A two day tribunal titled Contested Citizenship in Assam: People’s Tribunal on Constitutional Processes and Human Cost was held in New Delhi on September 7 and 8, 2019 to examine the scope and scale of the citizenship crisis in Assam in wake of over 19 lakh people being left out of the final National Register of Citizens (NRC). After presiding over the tribunal hearing the jury members have come up with an interim report showcasing their preliminary findings.
Jury members of the tribunal represented the creme de la creme of India’s legal fraternity, civil society and academicians such as Justice (Rt) Madan Lokur, Justice (Rt) Kurien Joseph, Justice (Rt) AP Shah, Ambassador Deb Mukharji, Ms. Githa Hariharan, Dr. Syeda Hameed, Prof. Monirul Hussain and Dr. Faizan Mustafa.
In their observations, the jury members say, “We all agree that the NRC has spawned a humanitarian crisis. We worry because there are no signs of this crisis abating.”
Now that the final NRC has been published, and 19,06,657 people have been excluded from the final list, CJP’s campaign has become even more focused. Our objective now, is to help these excluded people defend their citizenship before Foreigners’ Tribunals. For this we have already started conducting a series of workshops to train paralegals to assist people at FTs. We will also be publishing a multi-media training manual containing simplified aspects of legal procedure, evidentiary rules, and judicial precedents that will ensure the appeals filed against the NRC exclusions in the FTs are comprehensive and sound, both in fact and in law. This will assist our paralegals, lawyers and the wider community in Assam to negotiate this tortuous process. For this we need your continued support.
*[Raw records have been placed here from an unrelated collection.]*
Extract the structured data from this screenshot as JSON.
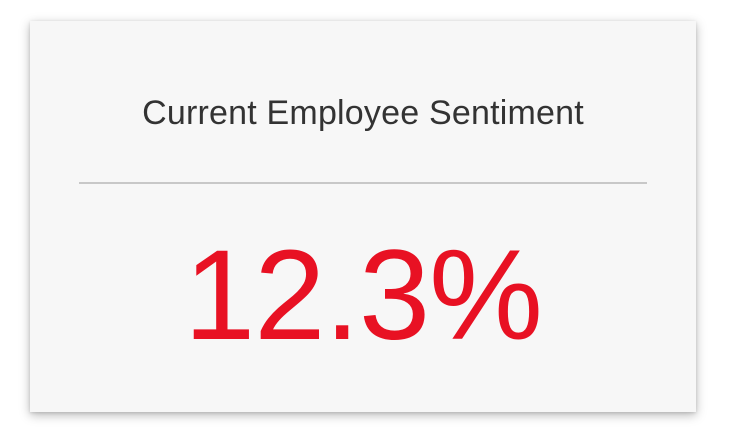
{
  "card": {
    "title": "Current Employee Sentiment",
    "value": "12.3%",
    "value_color": "#e81123"
  }
}
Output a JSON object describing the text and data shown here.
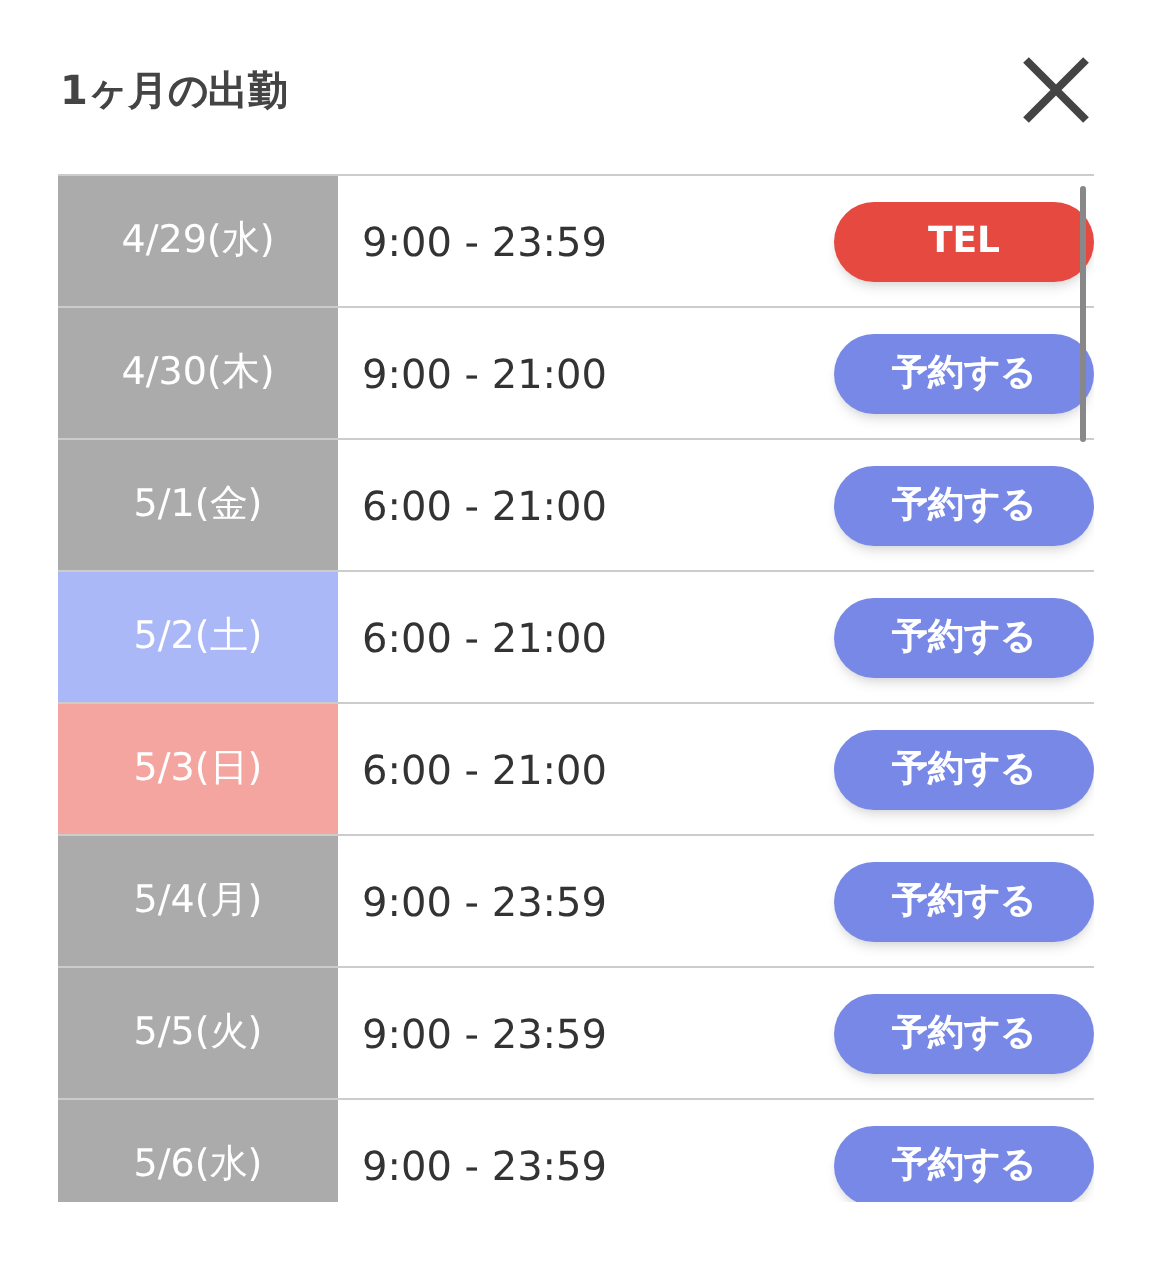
{
  "title": "1ヶ月の出勤",
  "rows": [
    {
      "date": "4/29(水)",
      "color": "#ababab",
      "hours": "9:00 - 23:59",
      "button": {
        "kind": "tel",
        "label": "TEL"
      }
    },
    {
      "date": "4/30(木)",
      "color": "#ababab",
      "hours": "9:00 - 21:00",
      "button": {
        "kind": "reserve",
        "label": "予約する"
      }
    },
    {
      "date": "5/1(金)",
      "color": "#ababab",
      "hours": "6:00 - 21:00",
      "button": {
        "kind": "reserve",
        "label": "予約する"
      }
    },
    {
      "date": "5/2(土)",
      "color": "#aab8f7",
      "hours": "6:00 - 21:00",
      "button": {
        "kind": "reserve",
        "label": "予約する"
      }
    },
    {
      "date": "5/3(日)",
      "color": "#f5a59f",
      "hours": "6:00 - 21:00",
      "button": {
        "kind": "reserve",
        "label": "予約する"
      }
    },
    {
      "date": "5/4(月)",
      "color": "#ababab",
      "hours": "9:00 - 23:59",
      "button": {
        "kind": "reserve",
        "label": "予約する"
      }
    },
    {
      "date": "5/5(火)",
      "color": "#ababab",
      "hours": "9:00 - 23:59",
      "button": {
        "kind": "reserve",
        "label": "予約する"
      }
    },
    {
      "date": "5/6(水)",
      "color": "#ababab",
      "hours": "9:00 - 23:59",
      "button": {
        "kind": "reserve",
        "label": "予約する"
      }
    }
  ]
}
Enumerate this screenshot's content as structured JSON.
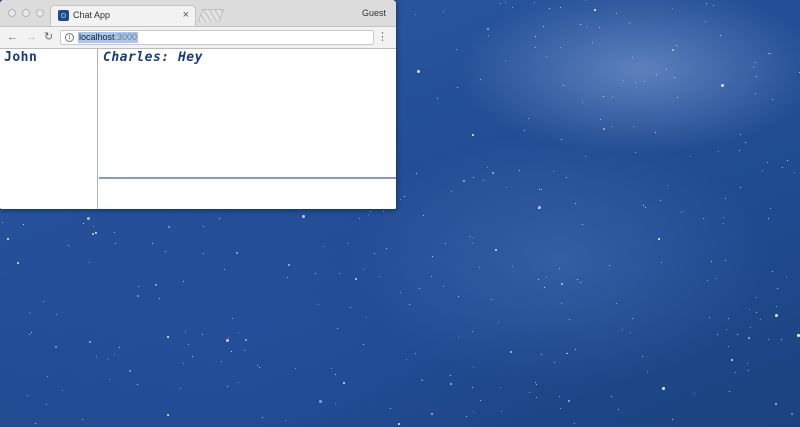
{
  "browser": {
    "tab_title": "Chat App",
    "tab_close_glyph": "×",
    "profile_label": "Guest",
    "url_host": "localhost",
    "url_port": ":3000",
    "icons": [
      "back-icon",
      "forward-icon",
      "reload-icon",
      "info-icon",
      "menu-icon",
      "close-icon",
      "favicon"
    ]
  },
  "chat": {
    "users": [
      "John"
    ],
    "messages": [
      {
        "sender": "Charles",
        "text": "Hey"
      }
    ],
    "compose_value": ""
  },
  "colors": {
    "text": "#1a3a7a",
    "desktop_background": "#244f96",
    "url_selection": "#a8c6f0"
  }
}
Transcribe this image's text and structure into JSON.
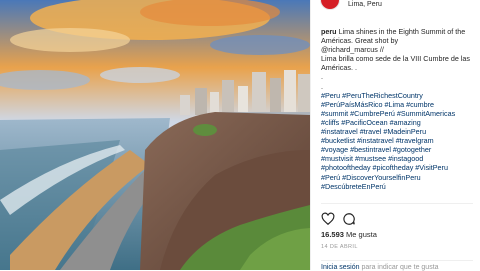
{
  "post": {
    "location": "Lima, Peru"
  },
  "caption": {
    "username": "peru",
    "text_line1": " Lima shines in the Eighth Summit of the Américas. Great shot by",
    "credit": "@richard_marcus",
    "credit_suffix": " //",
    "spanish": "Lima brilla como sede de la VIII Cumbre de las Américas. .",
    "dots": [
      ".",
      "."
    ],
    "hashtags": [
      "#Peru #PeruTheRichestCountry",
      "#PerúPaísMásRico #Lima #cumbre",
      "#summit #CumbrePerú #SummitAmericas",
      "#cliffs #PacificOcean #amazing",
      "#instatravel #travel #MadeinPeru",
      "#bucketlist #instatravel #travelgram",
      "#voyage #bestintravel #gotogether",
      "#mustvisit #mustsee #instagood",
      "#photooftheday #picoftheday #VisitPeru",
      "#Perú #DiscoverYourselfinPeru",
      "#DescúbreteEnPerú"
    ]
  },
  "actions": {
    "like_icon": "heart-icon",
    "comment_icon": "comment-icon"
  },
  "likes": {
    "count": "16.593",
    "label": " Me gusta"
  },
  "date": "14 DE ABRIL",
  "comment_bar": {
    "login_text": "Inicia sesión",
    "rest_text": " para indicar que te gusta"
  },
  "colors": {
    "link": "#003569",
    "text": "#262626",
    "muted": "#999999",
    "avatar": "#d51f26"
  }
}
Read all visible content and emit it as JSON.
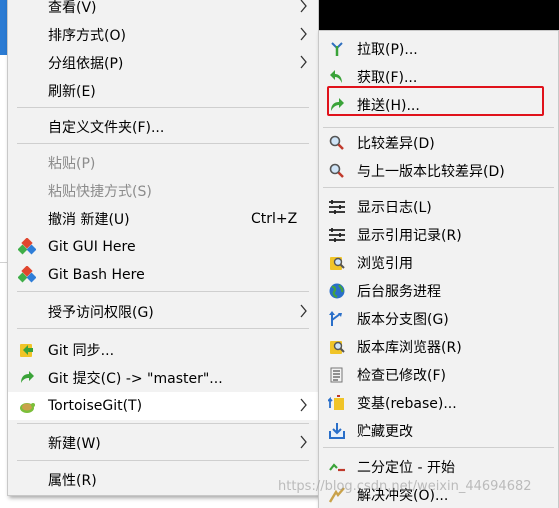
{
  "main_menu": {
    "items": [
      {
        "label": "查看(V)"
      },
      {
        "label": "排序方式(O)"
      },
      {
        "label": "分组依据(P)"
      },
      {
        "label": "刷新(E)"
      },
      {
        "label": "自定义文件夹(F)..."
      },
      {
        "label": "粘贴(P)"
      },
      {
        "label": "粘贴快捷方式(S)"
      },
      {
        "label": "撤消 新建(U)",
        "shortcut": "Ctrl+Z"
      },
      {
        "label": "Git GUI Here"
      },
      {
        "label": "Git Bash Here"
      },
      {
        "label": "授予访问权限(G)"
      },
      {
        "label": "Git 同步..."
      },
      {
        "label": "Git 提交(C) -> \"master\"..."
      },
      {
        "label": "TortoiseGit(T)"
      },
      {
        "label": "新建(W)"
      },
      {
        "label": "属性(R)"
      }
    ]
  },
  "sub_menu": {
    "items": [
      {
        "label": "拉取(P)..."
      },
      {
        "label": "获取(F)..."
      },
      {
        "label": "推送(H)..."
      },
      {
        "label": "比较差异(D)"
      },
      {
        "label": "与上一版本比较差异(D)"
      },
      {
        "label": "显示日志(L)"
      },
      {
        "label": "显示引用记录(R)"
      },
      {
        "label": "浏览引用"
      },
      {
        "label": "后台服务进程"
      },
      {
        "label": "版本分支图(G)"
      },
      {
        "label": "版本库浏览器(R)"
      },
      {
        "label": "检查已修改(F)"
      },
      {
        "label": "变基(rebase)..."
      },
      {
        "label": "贮藏更改"
      },
      {
        "label": "二分定位 - 开始"
      },
      {
        "label": "解决冲突(O)..."
      }
    ]
  },
  "watermark": "https://blog.csdn.net/weixin_44694682",
  "colors": {
    "highlight_box": "#e0121b",
    "menu_bg": "#f2f2f2"
  }
}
Please donate now to help us help Assam.
The jury members also noted the following key aspects of the plight of hapless people forced to defend their citizenship in Assam:
• the burden of proof was shifted to the residents to prove that they were citizens,
• documents related to birth, schooling and landownership, which impoverished and unlettered rural residents anywhere would find hard to muster, were insisted upon.
• Even when documents were produced, they were often refused for discrepancies, in the English-language spelling of Bengali names, or in age.
Some pictures from the proceedings may be viewed here:
The jury focused on finding answers to four key questions:
- Has the NRC process been in conformity with the constitution?
- What has been the role of the judiciary in upholding constitutional processes and morality?
- What was the humanitarian crisis?
- The implications of extending NRC to the rest of the country.
- The complete interim report may be read here:
Speakers at the tribunal included a veritable who’s who from the world of social activism, law and journalism such as senior advocate Prashant Bhushan, CJP secretary Teesta Setalvad and social activist Harsh Mander. Senior advocates Mihir Desai and Vrinda Grover, who were a part of CJP’s Citizens for Assam delegation to Assam in June 2019, also spoke at the tribunal. Other speakers included Mrinal Sharma from Amnesty International, Saajad Hassan from Citizens Against Hate, Gauhati High Court advocate Mustafa Khaddam Hussain, senior journalist Sanjoy Hazarika and Assamese writer Mitra Phuken.
The tribunal was co-organised by some of the most respected civil society groups and human rights organisations in the country. These are: Campaign for Judicial Accountability and Reforms – Aman Biradari – Common Cause – National Dalit Movement for Justice – Mazdoor Kisan Shakti Sangathan – National Alliance of People’s Movements – Satark Nagrik Sangathan – Citizens for Justice and Peace – Delhi Solidarity Group – Swaraj Abhiyaan – Citizens Against Hate – Human Rights Law Network.
According to the organisers it is important to conduct such a people’s tribunal in wake of exclusion of over 19 lakh people from the final NRC because the people worst affected, “… are overwhelmingly from minority ethnic, religious and linguistic groups – consisting Muslims and Hindus of Bengali descent and Nepali-speaking populations – with high percentages of women, children and daily wage workers, all among the most marginalized and excluded communities.”